During my time with the Sigma I’ve been able to try it out on a whole host of sound sources. Most notably a vocal recording on a remake of Winter Wonderland for a TV jingle. One of the most popular versions of this song was recorded by Perry Como many moons ago, so a mellow, crooning style of vocal sound was the order of the day. I placed a condenser in front of the vocalist and the Sigma to the side. When I played the two different vocal sounds back to the producer, he agreed the Sigma certainly delivered the warmth and mellow tone we were looking for. The final mix, however, included a touch of the condenser sound for clarity on small TV speakers, but the bulk of the sound was from the Sigma. I heard the ad on TV not too long after the session and felt the vocal sound was exactly right in terms of recreating a ’50s-style aesthetic.
Other interesting Sigma sessions included recording a tuba and a didgeridoo. The tuba recording came up very well, with the airy ‘blat’ sound being nicely controlled by the ribbon mic’s natural top-end roll off and the rounder lower tones being slightly accentuated. The Sigma wasn’t great on the didgeridoo as it lacked clarity on some of the ‘bird call’ aspects of the performance, but fortunately I had a condenser on it as well and eventually opted for the more detailed sound it provided.
THE ROLE OF THE RIBBON
Ribbon mics are not generally known for their brightness – in fact, quite the opposite. But it’s their natural high frequency roll off that can make them very useful. Paul McKercher recently wrote in one of his drum miking tutorials about using ribbon mics as drum overheads. This is a situation where there’s a lot of high frequency information to be recorded and if you use condensers and then start adding top-end EQ, things can start to sound harsh pretty quickly. By using ribbons you begin with a less bright sound, but have the option of EQ’ing in a bit more if required without your cymbals sounding thin and brash. Using ribbons as room or distance mics can also work well. Ribbons also excel at brass recording and are commonly used in many classical and jazz recordings.

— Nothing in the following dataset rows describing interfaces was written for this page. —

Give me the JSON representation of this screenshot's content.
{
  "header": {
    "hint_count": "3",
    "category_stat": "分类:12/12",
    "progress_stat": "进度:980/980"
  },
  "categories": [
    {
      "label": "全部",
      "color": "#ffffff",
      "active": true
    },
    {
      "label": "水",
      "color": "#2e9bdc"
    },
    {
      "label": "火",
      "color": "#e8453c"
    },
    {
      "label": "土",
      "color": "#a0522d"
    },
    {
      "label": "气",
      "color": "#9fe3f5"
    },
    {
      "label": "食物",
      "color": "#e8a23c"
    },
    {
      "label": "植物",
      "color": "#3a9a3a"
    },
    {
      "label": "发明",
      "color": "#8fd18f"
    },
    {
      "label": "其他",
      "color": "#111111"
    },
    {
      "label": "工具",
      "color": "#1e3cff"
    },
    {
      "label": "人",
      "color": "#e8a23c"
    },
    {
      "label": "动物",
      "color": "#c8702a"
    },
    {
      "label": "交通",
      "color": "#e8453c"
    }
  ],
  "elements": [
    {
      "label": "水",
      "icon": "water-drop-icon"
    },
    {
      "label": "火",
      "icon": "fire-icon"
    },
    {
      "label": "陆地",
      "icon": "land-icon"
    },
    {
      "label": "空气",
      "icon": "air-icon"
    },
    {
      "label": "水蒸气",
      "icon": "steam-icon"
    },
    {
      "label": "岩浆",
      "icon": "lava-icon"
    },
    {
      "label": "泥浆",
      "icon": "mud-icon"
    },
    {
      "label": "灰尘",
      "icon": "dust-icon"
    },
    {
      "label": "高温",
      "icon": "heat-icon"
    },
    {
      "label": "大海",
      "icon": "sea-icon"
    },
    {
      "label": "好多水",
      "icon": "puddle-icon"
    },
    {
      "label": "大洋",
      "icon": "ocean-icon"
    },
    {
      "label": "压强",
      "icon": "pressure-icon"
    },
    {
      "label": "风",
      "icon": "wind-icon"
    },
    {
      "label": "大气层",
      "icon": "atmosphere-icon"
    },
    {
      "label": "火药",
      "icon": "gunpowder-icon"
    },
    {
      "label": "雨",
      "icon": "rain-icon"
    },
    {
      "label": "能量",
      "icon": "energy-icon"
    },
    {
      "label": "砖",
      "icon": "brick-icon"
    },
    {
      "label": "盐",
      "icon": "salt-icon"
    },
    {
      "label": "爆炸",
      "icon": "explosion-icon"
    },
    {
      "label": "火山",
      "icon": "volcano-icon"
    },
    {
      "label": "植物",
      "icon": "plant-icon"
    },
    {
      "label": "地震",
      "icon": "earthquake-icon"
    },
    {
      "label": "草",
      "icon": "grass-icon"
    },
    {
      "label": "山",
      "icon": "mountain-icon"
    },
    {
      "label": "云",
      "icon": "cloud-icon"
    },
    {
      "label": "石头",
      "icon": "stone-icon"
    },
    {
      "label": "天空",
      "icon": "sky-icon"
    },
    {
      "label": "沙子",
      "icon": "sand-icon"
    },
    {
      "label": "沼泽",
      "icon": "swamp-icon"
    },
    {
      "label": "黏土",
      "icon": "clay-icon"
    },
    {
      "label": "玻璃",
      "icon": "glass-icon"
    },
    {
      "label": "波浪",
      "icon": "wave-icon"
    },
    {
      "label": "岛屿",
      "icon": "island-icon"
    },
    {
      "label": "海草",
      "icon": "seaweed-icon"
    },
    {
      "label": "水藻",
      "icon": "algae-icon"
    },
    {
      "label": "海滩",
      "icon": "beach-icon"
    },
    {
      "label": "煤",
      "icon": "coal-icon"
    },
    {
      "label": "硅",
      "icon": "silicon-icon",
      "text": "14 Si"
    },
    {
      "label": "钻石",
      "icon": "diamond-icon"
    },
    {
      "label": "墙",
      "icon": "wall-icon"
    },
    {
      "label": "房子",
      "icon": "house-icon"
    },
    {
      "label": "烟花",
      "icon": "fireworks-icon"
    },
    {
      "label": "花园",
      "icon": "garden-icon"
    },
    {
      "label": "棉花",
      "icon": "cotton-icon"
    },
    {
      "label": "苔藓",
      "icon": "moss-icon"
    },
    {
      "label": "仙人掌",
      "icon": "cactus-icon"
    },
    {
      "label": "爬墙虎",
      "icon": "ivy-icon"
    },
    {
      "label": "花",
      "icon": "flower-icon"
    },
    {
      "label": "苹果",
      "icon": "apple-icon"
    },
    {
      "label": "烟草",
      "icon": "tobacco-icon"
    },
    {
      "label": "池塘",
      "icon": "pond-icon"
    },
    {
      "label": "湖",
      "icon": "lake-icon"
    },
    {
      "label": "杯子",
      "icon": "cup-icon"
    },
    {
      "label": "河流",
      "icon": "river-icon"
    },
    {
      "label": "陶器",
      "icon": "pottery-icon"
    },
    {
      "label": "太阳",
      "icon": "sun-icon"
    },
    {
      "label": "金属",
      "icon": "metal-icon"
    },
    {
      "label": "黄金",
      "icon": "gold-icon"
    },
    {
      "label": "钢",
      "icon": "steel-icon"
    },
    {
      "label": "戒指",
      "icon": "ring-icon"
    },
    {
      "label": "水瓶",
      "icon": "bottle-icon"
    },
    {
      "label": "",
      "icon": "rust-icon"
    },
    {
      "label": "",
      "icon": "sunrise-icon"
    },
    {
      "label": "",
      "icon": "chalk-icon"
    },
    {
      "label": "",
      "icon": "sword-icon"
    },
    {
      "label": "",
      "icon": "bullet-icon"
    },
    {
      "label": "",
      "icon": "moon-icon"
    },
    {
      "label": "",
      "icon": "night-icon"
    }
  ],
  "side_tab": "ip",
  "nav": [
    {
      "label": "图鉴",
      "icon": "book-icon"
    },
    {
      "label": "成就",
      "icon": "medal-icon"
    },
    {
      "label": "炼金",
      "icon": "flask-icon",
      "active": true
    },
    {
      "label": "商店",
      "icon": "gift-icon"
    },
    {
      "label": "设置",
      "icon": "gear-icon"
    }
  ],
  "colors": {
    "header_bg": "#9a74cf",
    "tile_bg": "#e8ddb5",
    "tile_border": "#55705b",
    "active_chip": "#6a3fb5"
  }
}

THE SUM OF IT
Ribbon mics represent one of the major ‘food groups’ of microphones – along with dynamics and condensers – and having a ‘balanced diet’ (i.e. a selection from each group), will stand you in good stead. The Sigma, with its active design and high output levels, make it easy to use so there’s no need for a ‘dedicated’ high gain mic preamp. A low-end filter on the mic would be useful for reducing proximity effect, but vocalists often make good use of this to boost the lower frequencies in their voices. The Sigma is certainly not the most detailed ribbon mic I’ve used, but for the price it’s a well-built microphone that will add (dare I say it) ‘warmth’ to your recordings as well as giving you a very different tonal option to a condenser or a dynamic.